"A foolish consistency is the hobgoblin of little minds, adored by little statesmen and philosophers and divines. With consistency a great soul has simply nothing to do. He may as well concern himself with his shadow on the wall." - Ralph Waldo Emerson, "Self Reliance"
I had a nice visit to UWM last week to teach a 2-day class on the basics of business analysis. It's always a fun little get-away, and it allowed me to get in a visit with good friend Ellen Winters and catch up with her (and wish her a happy birthday in person).
The trip up and back is virtually all interstate, so my cruise control gets a nice workout. It's a pretty comfortable drive, and I enjoy the opportunity for some think time. My biggest automotive traveling pet peeve is when another driver (who either does not have cruise control or is too inept to use it) decides that s/he would like to use me as his/her personal pace car. I pass; they pass. I slow down; they slow down. I speed up... well, you get the idea. Sometimes I will slam on the brakes or otherwise slow way down to the point where following me becomes too much of a hassle; then they move on to some other conscientious driver to annoy.
In the office, I see a lot of "pace car tailgaters" trying to emulate others' accomplishments. Instead of developing a personal brand of their own, they try to emulate those whom they admire... usually with disastrous results. Don't get me wrong: using the best practices of others is a great learning tool. I wouldn't be where I am if I hadn't had some wonderful mentors who shared some of their secrets with me. If I hadn't been able to observe the good (and bad) behaviors of others, I wouldn't have learned what works and what doesn't.
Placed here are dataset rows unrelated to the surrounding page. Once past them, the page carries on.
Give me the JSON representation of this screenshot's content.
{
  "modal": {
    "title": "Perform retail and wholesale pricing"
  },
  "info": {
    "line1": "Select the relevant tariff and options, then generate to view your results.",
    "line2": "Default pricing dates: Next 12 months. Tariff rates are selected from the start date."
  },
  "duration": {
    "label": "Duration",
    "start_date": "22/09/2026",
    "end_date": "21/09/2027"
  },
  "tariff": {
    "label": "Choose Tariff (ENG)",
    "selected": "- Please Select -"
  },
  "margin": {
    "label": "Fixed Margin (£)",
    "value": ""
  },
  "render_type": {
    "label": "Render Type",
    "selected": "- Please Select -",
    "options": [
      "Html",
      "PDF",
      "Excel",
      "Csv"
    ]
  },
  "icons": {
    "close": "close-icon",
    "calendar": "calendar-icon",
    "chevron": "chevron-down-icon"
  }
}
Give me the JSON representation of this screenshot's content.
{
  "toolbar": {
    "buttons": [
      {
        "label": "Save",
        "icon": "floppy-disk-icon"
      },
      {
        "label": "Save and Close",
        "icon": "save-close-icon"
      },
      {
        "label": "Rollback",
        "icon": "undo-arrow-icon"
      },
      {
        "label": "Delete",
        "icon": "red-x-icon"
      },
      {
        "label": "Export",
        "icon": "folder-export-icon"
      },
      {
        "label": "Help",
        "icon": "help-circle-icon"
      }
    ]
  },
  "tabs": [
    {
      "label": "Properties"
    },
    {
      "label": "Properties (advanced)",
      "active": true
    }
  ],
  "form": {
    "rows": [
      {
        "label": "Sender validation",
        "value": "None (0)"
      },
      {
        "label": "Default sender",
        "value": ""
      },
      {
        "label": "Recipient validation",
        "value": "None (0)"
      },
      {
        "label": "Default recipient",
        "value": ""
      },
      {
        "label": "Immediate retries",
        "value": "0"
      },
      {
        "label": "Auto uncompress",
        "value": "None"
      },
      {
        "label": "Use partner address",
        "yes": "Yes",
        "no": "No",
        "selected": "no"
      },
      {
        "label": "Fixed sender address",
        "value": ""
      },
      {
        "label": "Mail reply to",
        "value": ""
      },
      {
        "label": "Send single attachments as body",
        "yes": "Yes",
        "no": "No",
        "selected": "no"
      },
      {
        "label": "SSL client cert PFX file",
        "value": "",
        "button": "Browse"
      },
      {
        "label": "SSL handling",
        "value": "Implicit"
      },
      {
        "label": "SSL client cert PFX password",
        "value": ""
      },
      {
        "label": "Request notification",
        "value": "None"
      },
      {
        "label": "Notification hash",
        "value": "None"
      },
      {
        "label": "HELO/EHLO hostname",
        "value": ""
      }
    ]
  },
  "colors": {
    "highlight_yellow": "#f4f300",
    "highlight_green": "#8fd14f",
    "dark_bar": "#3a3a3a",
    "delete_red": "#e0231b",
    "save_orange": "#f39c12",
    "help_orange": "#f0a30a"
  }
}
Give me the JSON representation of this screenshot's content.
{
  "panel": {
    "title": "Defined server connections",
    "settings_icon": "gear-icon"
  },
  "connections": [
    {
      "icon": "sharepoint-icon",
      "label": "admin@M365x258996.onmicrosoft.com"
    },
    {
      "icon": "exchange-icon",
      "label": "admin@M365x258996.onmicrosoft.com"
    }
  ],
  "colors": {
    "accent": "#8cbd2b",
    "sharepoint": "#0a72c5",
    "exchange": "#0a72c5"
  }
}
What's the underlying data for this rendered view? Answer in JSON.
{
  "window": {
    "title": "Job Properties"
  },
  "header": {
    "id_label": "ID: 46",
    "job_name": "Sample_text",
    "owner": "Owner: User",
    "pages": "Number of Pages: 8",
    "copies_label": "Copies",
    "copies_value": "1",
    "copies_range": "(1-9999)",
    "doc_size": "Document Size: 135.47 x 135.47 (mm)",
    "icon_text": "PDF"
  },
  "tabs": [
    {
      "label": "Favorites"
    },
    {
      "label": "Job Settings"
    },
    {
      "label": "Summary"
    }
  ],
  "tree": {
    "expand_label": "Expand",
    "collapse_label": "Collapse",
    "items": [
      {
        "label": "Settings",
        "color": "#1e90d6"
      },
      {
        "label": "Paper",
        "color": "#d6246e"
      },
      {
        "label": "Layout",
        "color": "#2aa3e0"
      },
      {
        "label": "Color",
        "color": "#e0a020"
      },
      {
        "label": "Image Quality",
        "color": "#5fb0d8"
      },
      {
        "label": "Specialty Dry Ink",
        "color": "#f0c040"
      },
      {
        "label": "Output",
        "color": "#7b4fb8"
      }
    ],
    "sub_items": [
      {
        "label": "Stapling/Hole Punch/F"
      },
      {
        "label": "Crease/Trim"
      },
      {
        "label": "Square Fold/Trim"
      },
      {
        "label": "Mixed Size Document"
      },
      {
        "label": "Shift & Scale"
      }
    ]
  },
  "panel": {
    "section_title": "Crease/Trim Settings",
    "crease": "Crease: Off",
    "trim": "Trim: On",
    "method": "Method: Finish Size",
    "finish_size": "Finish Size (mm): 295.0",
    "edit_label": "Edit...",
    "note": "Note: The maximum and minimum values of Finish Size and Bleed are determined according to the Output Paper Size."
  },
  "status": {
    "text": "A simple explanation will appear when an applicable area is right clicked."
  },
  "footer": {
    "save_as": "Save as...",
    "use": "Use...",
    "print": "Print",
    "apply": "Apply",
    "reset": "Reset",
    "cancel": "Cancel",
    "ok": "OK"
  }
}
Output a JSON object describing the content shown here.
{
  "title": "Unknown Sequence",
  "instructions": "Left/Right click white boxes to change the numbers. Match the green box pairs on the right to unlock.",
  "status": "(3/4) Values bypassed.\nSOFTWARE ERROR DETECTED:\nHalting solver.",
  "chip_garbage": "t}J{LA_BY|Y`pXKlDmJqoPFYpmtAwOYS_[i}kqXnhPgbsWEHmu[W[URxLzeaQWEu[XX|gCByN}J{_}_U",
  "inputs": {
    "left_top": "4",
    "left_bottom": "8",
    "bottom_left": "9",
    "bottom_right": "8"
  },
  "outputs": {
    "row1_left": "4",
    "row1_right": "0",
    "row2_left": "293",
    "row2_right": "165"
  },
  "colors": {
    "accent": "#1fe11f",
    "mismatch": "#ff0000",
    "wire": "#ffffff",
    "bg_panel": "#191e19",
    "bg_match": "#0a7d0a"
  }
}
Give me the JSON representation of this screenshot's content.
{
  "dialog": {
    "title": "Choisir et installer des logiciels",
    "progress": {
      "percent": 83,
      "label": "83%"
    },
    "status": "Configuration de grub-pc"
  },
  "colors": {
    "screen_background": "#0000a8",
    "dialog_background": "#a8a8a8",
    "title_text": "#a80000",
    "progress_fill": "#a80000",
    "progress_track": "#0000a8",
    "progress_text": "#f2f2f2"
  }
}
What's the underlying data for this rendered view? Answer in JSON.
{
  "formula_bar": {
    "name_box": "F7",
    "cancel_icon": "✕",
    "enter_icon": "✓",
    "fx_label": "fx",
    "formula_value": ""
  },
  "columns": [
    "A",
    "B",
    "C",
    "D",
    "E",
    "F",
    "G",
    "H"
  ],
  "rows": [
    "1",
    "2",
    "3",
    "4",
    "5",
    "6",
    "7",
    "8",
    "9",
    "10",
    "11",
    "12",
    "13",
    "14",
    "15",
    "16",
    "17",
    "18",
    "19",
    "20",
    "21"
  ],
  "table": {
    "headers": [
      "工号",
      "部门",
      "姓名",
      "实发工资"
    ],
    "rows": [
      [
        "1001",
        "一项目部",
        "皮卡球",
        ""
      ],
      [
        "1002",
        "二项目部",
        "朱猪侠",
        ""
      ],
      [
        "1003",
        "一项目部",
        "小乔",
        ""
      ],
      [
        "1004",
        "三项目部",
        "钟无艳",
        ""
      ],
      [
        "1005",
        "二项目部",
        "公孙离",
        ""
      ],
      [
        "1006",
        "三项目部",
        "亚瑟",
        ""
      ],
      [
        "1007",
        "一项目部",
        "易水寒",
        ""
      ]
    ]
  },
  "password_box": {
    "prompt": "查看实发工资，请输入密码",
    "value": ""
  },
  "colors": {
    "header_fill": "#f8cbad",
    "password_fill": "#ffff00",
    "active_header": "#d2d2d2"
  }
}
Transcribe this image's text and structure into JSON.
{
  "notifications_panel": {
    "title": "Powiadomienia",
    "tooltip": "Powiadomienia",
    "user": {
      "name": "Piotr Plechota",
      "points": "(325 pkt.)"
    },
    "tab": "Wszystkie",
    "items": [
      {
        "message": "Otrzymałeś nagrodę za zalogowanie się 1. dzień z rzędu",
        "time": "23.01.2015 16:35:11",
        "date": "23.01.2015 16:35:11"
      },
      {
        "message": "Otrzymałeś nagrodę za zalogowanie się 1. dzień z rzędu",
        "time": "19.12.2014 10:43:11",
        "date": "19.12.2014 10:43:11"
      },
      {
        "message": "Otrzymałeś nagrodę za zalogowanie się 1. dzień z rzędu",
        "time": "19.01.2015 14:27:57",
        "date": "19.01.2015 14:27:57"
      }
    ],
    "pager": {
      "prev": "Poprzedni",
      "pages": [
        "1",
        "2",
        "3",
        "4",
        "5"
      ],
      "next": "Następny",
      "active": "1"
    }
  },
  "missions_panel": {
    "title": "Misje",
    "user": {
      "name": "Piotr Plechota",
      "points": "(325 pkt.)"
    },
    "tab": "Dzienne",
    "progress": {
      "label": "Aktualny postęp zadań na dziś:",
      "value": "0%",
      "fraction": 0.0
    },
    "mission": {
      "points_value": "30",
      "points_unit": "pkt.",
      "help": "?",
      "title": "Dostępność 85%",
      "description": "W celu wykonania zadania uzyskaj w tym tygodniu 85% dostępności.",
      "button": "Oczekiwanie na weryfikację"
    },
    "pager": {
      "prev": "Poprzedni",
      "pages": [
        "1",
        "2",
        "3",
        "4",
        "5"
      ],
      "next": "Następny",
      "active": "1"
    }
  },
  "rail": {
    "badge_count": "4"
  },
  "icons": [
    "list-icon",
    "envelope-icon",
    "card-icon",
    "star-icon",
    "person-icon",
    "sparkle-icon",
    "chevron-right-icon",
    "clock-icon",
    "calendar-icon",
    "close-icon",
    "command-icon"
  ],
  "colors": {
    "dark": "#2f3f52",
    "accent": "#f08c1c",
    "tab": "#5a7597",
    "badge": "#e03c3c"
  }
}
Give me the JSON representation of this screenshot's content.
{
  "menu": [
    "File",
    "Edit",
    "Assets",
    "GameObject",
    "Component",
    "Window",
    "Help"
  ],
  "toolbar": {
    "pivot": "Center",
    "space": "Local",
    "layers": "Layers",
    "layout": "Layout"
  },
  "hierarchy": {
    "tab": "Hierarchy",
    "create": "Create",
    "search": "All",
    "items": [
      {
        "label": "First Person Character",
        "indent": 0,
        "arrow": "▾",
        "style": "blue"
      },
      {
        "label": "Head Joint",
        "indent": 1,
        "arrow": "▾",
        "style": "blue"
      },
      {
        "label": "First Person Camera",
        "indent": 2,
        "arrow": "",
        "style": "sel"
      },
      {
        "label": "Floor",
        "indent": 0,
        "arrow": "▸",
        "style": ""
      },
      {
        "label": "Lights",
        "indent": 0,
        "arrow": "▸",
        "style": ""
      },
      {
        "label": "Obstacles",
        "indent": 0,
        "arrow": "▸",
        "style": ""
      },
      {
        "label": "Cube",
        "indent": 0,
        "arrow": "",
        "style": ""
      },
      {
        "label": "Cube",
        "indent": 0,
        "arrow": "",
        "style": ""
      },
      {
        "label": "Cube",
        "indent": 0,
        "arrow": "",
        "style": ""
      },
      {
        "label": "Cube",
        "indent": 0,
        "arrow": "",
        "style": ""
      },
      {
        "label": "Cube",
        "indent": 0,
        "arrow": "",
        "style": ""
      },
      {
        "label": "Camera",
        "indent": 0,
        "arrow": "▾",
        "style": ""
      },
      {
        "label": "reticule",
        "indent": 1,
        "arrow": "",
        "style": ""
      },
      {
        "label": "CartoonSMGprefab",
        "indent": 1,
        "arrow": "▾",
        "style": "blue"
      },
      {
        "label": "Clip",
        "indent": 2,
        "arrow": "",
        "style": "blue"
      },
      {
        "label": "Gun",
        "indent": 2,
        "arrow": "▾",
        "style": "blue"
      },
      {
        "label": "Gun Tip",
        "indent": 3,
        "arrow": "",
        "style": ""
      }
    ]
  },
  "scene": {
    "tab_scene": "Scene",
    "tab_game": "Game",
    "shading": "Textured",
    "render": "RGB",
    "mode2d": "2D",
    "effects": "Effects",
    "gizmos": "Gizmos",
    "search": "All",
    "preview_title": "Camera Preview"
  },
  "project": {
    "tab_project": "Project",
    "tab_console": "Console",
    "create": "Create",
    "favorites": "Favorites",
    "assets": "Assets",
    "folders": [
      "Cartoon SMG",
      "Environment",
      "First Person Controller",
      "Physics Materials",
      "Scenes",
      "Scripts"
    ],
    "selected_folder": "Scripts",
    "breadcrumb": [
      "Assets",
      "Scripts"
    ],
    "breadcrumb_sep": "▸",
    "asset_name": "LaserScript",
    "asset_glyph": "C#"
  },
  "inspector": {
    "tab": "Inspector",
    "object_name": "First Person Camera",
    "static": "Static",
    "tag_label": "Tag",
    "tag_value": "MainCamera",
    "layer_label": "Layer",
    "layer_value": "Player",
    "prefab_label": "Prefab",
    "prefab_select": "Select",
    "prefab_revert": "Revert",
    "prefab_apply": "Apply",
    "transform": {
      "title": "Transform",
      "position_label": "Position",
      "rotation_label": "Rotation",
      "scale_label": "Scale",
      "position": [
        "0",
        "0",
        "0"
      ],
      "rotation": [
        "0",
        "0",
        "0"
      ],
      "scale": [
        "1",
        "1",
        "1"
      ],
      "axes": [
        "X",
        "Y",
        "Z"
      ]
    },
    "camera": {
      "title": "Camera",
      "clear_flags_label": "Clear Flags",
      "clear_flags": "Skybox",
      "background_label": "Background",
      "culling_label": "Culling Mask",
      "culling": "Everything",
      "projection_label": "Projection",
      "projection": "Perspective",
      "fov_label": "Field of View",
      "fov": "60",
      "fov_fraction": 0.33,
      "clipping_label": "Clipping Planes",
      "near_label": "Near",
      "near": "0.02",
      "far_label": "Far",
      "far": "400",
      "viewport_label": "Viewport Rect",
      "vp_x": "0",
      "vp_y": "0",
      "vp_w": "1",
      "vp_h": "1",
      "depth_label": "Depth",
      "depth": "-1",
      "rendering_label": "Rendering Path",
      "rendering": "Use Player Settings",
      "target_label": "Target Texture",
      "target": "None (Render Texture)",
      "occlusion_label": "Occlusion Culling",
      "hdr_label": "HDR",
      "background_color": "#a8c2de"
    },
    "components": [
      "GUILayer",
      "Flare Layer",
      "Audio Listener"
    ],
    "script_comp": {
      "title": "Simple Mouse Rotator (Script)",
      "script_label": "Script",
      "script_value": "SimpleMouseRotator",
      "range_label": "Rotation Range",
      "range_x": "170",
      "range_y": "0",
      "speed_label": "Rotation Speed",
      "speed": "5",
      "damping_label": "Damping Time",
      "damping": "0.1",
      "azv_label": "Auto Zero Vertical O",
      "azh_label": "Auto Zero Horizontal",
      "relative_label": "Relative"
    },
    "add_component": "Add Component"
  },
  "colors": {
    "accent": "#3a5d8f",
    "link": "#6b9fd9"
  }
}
Here's the catch: I watched. I listened. I observed. I learned. THEN I DECIDED. I didn't unilaterally attempt to take on the identity of those around me, mirroring their speed and driving habits exactly. I set my own pace and created my own style and technique. Sometimes things didn't work, or other things didn't feel comfortable. Then it was my decision to change.
I can honestly say that I feel comfortable in my own skin. In the classroom or on the project team, I'm the one setting cruise control. And I encourage those around me to set theirs. We'll all reach our destinations eventually... in our own time... following our own path. That's what makes our accomplishments identifiably our own.